Tape measures are funny things when you really take a look at them. I mean, there’s markings all of the place…black lines, black numbers, red numbers, squares and little black diamonds. I don’t remember the first time I looked at a tape measure, but I’m sure I was pretty confused as to what all that meant.
One of the most confusing things on the tape measure to me were the black diamonds. What are they for?
What Does The Black Diamond On a Tape Measure Mean?
It wasn’t until I was an adult that I finally set out to learn what those little black diamonds the the tape measure meant. And to be totally honest, I didn’t take the time to figure out what those black diamonds meant even after I’d started making a living out of using a tape measure!
The black diamonds on a tape measure really aren’t a big mystery. As a matter of fact, I wish I’d known what they meant sooner.

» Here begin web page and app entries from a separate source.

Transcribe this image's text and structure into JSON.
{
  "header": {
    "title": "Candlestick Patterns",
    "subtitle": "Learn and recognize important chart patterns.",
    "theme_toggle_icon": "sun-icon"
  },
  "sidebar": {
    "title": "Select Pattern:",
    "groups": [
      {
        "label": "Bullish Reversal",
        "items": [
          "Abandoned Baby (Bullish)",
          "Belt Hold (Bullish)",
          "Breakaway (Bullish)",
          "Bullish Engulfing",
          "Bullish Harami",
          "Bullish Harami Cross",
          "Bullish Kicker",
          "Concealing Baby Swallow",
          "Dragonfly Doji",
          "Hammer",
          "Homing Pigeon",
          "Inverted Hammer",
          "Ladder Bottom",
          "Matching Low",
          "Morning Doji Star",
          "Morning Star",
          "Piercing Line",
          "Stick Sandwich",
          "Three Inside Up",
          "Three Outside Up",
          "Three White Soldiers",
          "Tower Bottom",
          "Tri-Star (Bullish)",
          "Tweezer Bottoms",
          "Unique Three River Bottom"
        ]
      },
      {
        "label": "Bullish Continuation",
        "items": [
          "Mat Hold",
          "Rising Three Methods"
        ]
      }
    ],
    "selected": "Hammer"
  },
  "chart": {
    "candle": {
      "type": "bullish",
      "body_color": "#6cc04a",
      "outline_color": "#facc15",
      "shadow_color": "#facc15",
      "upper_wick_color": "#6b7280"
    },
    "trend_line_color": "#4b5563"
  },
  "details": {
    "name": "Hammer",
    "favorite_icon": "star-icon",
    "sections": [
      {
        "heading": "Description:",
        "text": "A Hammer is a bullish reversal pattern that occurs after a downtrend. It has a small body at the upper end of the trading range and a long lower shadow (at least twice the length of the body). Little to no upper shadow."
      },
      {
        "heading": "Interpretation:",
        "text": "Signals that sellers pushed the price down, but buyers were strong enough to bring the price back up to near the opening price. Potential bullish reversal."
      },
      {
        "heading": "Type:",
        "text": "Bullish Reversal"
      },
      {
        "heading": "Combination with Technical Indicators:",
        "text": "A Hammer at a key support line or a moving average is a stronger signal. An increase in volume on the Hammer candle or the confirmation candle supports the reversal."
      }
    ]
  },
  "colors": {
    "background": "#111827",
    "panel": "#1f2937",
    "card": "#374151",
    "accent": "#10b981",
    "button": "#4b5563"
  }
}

I could have used them!
To answer this question, I’ve checked out a number of sites, and the best explanation is from Askthebuilder.com.
“These are handy markings if you want to achieve equal spacing for five framing members per every 8 feet. If you decide to use 16-inch-on center spacing, you’ll end up with six framing members for every 8 feet. If you space things at 24-inch centers, you’ll have four framing members for each 8 feet. Some carpenters like to have five framing members per every 8 feet so the sheathing over the framing is less spongy and stiffer. “
A real life example of this would be laying out 5 floor trusses in preparation for a 4×8 tongue and groove sub-floor. That’s exactly what Norbord.com uses these black arrows for.
“The diamonds start at the 19.2 inches mark on the tape and can be utilized to help correctly space the floor trusses for a 4×8 T&G sub-floor with a span rating of 20” o.c. The black diamonds provide a visual cue to help you work faster.
Of course there is a joist or Rimboard to start the framing but after that there are 5 open bays and 5 joists for each 4×8 sub-floor panel. So if you divide 96 inches (8 feet) by 5 (open bays), you get the required 19.2”o.c. for the 20”o.c. span rating on the sub-floor.”
So that’s the deal behind the black diamonds on tape measures. To be honest, for how hand of a tool these particular markings are, it’s surprising how many people aren’t aware of what they’re actually for. I know there’s times where I could have definitely used them to make my work faster.
How about you? Now that you know what the diamonds are for, will you be able to utilize them?